Another Irish malt, why not? A younger version this time, distilled in 2003 and hand-picked by Whisky-Fässle.
Irish Single Malt Whiskey 10 yo 2003 (49,5%, Whisky-Fässle 2014, hogshead)
Nose: again really fruity, but in a sweeter, more candied way. Banana candy, pear liqueur, mirabelles. Also a strawberry bubblegum note. Vanilla. Quite creamy, slightly buttery even, with less of the bright maracuja notes. Mouth: sweet and candied on all levels, Piña Colada style. Bananas of course. Nutmeg, pepper and ginger, which indicate some active wood. Malt whiskey that’s not too far from certain grains. Finish: long, but the fruitiness fades quickly and makes place for wood spices.
Nice stuff. Lots of fruity sweetness and fair amount of (bourbon) oak spices. Somewhere in between Irish malts and grains. Out soon.
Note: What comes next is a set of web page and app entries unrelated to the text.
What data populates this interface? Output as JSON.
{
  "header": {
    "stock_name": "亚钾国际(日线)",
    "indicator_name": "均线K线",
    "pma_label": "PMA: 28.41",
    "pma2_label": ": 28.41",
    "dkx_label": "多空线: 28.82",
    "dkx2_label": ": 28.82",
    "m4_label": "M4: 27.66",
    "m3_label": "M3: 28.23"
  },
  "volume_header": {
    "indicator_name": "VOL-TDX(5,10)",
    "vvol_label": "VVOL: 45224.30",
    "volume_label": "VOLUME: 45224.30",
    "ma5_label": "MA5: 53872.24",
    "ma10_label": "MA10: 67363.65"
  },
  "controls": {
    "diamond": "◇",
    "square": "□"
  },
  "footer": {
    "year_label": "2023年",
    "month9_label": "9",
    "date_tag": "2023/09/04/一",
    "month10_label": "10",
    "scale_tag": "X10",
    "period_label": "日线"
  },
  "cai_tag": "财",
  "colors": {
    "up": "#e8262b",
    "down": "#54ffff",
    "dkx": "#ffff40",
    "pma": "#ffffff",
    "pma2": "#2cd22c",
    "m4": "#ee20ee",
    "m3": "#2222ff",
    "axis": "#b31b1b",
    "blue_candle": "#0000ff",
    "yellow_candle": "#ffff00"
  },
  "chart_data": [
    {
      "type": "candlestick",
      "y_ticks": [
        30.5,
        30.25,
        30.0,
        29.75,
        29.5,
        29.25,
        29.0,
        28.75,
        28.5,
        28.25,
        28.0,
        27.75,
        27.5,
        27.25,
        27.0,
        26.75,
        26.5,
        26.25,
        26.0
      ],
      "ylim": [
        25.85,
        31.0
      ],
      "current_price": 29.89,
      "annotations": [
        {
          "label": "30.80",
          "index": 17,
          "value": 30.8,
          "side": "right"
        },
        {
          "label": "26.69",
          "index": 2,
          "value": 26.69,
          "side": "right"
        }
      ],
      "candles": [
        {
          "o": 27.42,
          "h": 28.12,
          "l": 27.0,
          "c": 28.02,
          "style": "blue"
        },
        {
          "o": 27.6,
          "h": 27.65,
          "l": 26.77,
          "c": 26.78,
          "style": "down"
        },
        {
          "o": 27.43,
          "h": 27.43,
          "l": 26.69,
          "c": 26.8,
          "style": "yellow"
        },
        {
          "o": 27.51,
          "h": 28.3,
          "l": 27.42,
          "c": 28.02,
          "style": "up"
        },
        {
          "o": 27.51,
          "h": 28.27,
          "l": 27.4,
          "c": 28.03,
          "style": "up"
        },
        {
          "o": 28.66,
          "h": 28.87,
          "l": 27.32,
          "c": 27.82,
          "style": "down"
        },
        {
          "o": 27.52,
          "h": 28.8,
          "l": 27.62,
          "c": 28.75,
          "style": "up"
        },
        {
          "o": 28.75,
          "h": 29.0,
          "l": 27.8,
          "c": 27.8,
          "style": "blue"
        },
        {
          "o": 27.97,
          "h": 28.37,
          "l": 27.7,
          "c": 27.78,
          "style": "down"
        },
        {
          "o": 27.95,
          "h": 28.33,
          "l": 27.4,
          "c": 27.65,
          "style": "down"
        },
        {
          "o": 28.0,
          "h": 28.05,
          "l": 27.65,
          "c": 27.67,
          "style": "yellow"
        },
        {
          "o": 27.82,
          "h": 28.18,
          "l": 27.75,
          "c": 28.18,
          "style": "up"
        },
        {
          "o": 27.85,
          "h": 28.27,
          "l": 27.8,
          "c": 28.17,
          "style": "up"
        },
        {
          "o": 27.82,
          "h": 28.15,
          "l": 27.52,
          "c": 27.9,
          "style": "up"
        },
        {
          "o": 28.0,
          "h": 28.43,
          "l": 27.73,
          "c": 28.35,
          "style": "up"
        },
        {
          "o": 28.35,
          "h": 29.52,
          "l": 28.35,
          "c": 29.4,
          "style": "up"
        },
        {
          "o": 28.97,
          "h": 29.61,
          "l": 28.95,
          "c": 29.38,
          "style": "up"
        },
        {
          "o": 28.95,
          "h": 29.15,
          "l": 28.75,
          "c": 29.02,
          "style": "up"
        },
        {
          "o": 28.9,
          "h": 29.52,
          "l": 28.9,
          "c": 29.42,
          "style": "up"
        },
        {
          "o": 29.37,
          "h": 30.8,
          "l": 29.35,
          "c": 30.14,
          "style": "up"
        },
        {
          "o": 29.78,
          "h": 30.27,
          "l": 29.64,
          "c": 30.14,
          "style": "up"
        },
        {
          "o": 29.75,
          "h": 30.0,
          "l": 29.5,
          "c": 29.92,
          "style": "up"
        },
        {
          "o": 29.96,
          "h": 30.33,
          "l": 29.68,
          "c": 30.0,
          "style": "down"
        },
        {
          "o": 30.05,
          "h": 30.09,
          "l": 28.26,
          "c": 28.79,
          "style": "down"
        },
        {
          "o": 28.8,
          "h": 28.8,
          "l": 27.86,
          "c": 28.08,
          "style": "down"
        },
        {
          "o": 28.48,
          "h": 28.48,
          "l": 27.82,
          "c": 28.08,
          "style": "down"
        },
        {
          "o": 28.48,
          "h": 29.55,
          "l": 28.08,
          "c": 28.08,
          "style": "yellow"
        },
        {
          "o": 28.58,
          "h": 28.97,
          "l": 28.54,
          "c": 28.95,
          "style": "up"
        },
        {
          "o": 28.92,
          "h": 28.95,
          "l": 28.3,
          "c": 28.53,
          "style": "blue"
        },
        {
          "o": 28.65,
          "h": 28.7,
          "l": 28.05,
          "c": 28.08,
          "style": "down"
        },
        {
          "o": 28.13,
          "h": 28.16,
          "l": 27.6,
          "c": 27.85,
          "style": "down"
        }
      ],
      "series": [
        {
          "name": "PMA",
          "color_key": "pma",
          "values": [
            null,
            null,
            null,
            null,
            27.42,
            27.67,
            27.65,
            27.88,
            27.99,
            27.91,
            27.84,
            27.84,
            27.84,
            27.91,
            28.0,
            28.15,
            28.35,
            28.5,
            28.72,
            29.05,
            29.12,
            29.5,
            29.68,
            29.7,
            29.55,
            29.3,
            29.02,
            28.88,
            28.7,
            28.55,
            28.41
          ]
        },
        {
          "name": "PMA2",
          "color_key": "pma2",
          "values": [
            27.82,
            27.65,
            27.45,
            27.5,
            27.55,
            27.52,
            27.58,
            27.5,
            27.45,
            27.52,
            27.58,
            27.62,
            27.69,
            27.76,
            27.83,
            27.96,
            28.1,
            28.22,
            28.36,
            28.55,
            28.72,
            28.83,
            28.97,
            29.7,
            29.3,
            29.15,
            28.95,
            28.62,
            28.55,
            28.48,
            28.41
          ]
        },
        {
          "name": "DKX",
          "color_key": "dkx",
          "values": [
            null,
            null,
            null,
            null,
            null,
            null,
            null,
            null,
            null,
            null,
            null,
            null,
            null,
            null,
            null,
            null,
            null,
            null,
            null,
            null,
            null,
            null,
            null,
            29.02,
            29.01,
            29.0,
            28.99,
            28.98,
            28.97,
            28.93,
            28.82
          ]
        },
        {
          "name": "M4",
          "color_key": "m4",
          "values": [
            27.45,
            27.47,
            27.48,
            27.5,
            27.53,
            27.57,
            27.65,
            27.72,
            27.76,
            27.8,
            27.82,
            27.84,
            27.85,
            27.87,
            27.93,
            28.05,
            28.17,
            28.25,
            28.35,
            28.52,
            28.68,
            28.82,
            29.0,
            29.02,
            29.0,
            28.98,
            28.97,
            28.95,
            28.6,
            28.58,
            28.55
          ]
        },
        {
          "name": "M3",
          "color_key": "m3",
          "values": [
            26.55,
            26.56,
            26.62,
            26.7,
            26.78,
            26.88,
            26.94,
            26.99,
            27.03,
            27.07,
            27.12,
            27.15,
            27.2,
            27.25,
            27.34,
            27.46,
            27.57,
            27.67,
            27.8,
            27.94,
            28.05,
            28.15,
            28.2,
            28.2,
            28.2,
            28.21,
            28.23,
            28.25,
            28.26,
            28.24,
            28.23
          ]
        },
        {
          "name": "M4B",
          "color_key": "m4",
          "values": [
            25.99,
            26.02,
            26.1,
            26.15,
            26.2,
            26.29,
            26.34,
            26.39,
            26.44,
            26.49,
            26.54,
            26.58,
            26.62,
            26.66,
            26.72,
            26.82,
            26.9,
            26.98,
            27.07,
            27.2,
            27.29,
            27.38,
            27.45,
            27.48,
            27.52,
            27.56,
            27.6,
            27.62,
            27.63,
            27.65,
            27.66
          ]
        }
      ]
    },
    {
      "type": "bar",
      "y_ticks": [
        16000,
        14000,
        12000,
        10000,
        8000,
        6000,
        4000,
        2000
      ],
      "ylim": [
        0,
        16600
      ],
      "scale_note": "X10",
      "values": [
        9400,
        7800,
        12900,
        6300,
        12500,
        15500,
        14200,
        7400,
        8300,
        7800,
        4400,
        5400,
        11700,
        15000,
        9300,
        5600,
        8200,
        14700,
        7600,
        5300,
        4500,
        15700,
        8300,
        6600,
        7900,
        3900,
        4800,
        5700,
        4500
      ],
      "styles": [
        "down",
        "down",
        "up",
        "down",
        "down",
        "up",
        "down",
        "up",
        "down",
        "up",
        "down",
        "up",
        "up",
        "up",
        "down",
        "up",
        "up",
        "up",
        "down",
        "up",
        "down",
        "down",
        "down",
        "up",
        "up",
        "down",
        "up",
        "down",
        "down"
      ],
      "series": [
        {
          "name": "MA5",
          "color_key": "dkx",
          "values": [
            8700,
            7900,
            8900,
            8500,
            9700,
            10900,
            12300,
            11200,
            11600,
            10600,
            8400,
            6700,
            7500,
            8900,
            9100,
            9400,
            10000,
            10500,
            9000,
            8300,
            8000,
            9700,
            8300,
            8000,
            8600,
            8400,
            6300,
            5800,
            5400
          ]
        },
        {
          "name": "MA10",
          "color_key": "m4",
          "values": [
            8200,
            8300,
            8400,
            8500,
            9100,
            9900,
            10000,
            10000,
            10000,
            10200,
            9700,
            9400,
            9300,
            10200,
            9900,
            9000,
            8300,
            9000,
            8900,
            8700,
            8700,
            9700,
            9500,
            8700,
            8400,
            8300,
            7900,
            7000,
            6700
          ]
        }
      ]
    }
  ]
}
This one simply has Ireland written on the label. It’s a single malt whiskey, so it could be Bushmills or Cooley. We had a similar one from the same stable a few months ago, the Irish Malt 1991 Liquid Library. We think it’s Bushmills alright.
Irish Single Malt Whiskey 22 yo 1991 (49,2%, The Whisky Fair 2014, Bourbon barrel, 184 btl.)
Nose: oh this typical Irish fruit basket, even brighter than in other expressions, just lovely. Passion fruits, ripe banana and mango sherbet. Hints of mint and lime leaves. Some vanilla. Mouth: same, same. Very tropical, full of maracuja, pink grapefruit and sweet banana puree. A lot of sweetness, but bright sour hints as well. Shows some eucalyptus and a leafy note in the end. Finish: long, fruity, with a tad more oak and vanilla now.
Irish malt whiskey can be easy-going and fairly simple but so damn seductive! Sure, it’s expensive, but remember such old Irish whiskey is very rare. And most Scotches need even longer to develop this kind of profile. Around € 170.